20 years later, Kid Rock is climbing that fence.  Even better, he has a chance of making it out. Kid Rock is on tour this summer, and only charging $20 for tickets.  All seats, $20 out the door.  On top of that, he is capping beer prices at all venues at $4.  How does he do it?  Well, first off, he is willing to lose money for the principle of it.  I’ll let Kid Rock explain it, because he does it so well.

 “Athletes and musicians make astronomical amounts of money,” he tells Rolling Stone. “People get paid $100 million to throw a baseball! Shouldn’t we all take less and pass some of that money onto others? Think about firefighters, teachers and policemen. We should celebrate people that are intellectually smart and trying to make this world a better place.”

We’re all so overpaid. It’s ridiculous. People stopped going to concerts because they can’t afford them.

This is great.  God bless Kid Rock for offering to climb the fence for all of us.  I bought two tickets to his Denver show.  I may not even make it because of work. Still, it is absolutely worth $40 for me to support this business model.  I want the show to sell out and do ridiculously well, so other musicians might be empowered to one day climb the fence themselves.  See, Ticketmaster fees are now between 100 to 150% of face value on tickets.  Motley Crue and Creed lawn seats were $5 each across the country.  Those seats after fees were $25.
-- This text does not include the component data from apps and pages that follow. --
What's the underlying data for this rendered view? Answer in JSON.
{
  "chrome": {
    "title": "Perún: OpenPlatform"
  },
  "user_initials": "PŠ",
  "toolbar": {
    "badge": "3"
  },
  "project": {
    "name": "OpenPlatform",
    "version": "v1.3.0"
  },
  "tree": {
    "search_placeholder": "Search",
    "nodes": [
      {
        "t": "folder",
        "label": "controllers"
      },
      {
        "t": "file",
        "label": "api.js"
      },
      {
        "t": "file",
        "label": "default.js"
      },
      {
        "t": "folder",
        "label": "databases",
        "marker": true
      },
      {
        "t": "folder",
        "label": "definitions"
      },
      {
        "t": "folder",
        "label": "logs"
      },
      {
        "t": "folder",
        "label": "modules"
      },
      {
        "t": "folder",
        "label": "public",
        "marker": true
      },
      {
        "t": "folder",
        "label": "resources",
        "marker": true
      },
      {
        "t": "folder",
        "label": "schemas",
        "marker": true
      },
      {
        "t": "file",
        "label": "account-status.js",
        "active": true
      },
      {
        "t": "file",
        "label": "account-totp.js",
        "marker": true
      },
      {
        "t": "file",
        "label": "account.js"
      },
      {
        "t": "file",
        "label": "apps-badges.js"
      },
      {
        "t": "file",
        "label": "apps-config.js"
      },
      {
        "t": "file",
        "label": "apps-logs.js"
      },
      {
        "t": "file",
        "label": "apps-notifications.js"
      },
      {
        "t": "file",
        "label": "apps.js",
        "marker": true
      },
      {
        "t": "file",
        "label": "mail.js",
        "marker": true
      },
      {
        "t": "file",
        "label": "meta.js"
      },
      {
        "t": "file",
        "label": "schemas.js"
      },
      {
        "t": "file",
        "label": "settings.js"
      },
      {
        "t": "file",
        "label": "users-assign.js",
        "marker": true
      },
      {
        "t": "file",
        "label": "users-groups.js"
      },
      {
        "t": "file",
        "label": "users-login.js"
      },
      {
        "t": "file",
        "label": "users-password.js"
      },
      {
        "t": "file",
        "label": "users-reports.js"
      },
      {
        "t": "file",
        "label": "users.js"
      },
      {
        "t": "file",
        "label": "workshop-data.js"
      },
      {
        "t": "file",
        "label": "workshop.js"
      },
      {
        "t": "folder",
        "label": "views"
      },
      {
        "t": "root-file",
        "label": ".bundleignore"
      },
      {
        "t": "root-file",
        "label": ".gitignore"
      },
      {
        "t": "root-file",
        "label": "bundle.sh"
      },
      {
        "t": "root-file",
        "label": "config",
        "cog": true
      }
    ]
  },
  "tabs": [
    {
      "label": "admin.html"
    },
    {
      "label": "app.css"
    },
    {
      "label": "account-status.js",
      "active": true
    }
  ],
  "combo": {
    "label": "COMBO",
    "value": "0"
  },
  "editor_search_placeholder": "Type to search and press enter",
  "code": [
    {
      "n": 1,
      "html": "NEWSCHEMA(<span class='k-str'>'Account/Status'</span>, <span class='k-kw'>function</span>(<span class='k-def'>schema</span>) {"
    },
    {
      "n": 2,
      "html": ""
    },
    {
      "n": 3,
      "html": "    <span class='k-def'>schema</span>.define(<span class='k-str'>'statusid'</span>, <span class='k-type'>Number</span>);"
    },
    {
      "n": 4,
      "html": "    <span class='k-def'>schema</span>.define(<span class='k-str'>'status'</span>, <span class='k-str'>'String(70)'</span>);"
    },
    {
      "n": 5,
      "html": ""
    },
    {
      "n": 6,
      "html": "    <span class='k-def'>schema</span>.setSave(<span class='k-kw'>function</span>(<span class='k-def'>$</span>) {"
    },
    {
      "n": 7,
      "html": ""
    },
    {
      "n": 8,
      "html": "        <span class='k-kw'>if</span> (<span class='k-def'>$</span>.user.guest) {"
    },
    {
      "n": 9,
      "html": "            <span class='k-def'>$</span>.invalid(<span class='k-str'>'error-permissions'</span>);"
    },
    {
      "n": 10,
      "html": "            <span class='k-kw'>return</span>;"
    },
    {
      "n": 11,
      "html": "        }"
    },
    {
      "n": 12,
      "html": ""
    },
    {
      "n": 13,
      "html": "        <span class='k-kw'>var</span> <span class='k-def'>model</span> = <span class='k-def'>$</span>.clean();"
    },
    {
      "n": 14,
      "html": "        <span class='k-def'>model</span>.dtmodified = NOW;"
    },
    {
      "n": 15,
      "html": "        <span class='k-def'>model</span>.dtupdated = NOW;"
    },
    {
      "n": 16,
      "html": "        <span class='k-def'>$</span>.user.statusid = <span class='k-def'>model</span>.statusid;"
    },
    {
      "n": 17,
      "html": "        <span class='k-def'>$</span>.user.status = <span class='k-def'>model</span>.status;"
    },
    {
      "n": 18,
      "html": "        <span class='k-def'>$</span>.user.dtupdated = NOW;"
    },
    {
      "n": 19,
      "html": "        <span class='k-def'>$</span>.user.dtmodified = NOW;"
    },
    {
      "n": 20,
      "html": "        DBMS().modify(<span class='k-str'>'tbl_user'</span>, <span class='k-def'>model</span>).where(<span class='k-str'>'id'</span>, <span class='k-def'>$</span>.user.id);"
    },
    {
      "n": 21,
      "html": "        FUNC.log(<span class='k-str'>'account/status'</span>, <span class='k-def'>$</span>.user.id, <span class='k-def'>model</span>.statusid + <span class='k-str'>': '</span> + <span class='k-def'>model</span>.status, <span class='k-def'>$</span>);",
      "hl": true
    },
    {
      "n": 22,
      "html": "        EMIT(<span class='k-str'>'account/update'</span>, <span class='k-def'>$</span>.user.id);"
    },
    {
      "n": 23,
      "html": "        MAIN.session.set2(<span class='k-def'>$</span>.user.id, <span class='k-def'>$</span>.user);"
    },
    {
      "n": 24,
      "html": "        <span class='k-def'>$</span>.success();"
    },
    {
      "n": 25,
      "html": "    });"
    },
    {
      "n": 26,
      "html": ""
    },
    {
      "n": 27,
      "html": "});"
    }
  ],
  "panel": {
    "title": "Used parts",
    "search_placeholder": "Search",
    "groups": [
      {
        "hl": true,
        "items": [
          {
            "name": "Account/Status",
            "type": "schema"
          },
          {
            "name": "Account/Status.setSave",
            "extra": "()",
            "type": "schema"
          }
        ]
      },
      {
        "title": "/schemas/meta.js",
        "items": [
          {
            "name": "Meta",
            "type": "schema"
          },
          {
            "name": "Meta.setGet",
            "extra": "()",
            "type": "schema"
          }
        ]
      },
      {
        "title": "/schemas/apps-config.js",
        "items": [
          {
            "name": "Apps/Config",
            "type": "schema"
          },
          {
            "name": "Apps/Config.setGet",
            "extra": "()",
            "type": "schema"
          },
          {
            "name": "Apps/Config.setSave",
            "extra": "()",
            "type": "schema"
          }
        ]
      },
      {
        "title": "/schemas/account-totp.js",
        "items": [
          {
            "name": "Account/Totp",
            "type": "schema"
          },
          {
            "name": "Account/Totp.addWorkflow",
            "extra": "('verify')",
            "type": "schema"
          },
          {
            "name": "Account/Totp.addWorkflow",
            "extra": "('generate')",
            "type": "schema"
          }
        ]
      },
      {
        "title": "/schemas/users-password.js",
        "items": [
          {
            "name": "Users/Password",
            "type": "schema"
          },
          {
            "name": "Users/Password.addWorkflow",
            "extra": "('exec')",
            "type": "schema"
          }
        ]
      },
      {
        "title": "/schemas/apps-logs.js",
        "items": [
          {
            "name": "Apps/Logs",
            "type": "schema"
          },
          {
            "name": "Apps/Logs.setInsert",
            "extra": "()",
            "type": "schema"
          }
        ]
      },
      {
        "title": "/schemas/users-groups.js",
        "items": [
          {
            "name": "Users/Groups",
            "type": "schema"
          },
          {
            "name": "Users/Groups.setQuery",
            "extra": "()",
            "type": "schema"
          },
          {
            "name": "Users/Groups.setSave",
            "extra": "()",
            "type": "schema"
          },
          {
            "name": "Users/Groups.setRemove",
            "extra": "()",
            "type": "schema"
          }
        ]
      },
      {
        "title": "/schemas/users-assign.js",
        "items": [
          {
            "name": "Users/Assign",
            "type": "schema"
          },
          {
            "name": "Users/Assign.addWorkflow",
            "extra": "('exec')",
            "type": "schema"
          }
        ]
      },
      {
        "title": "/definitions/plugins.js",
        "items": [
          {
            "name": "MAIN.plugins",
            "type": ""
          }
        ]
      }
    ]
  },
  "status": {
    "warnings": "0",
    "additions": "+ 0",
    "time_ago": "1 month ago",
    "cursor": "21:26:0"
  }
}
You may say “$25 is a deal to go see Motley Crue”.  I say “that is a 200% service fee.  What the fuck is that about?  If I am going to pay $25 to see Motley, that should go to the band.

This, of course, is not why I write.  This is also not why I use the apes climbing the fence metaphor.  Nope.  The reason I write is how people have reacted to this.  Kid Rock is charging a tenth of what other national bands charge.  He is a hero of the proletariat, right?  No.  This is what people have been saying online:

 people don’t have a job and are struggling to eat, and keep a roof over thier head. and he’s talking about concert ticket prices. a real republican isn’t he? like concert ticket pricing is going to change people lives. what a jerk!**

What the fuck, right?  What is this guy’s problem?  I can only surmise he has been beaten back from that fence so many times that he no longer questions why, like all the other apes of his generation.  So, thank you Kid Rock for trying again to climb the fence.  I am down here rooting for you, I promise.  If you go all Icarus on us, though, can I have your hat?

 

* last time I saw Pearl Jam, and this was ten years ago, tickets were $100 for just ok seats.  Shows you how far away the business has gotten

** that is verbatim, I left his typos and crappy in because he is an asshole.  Stay in school, kids!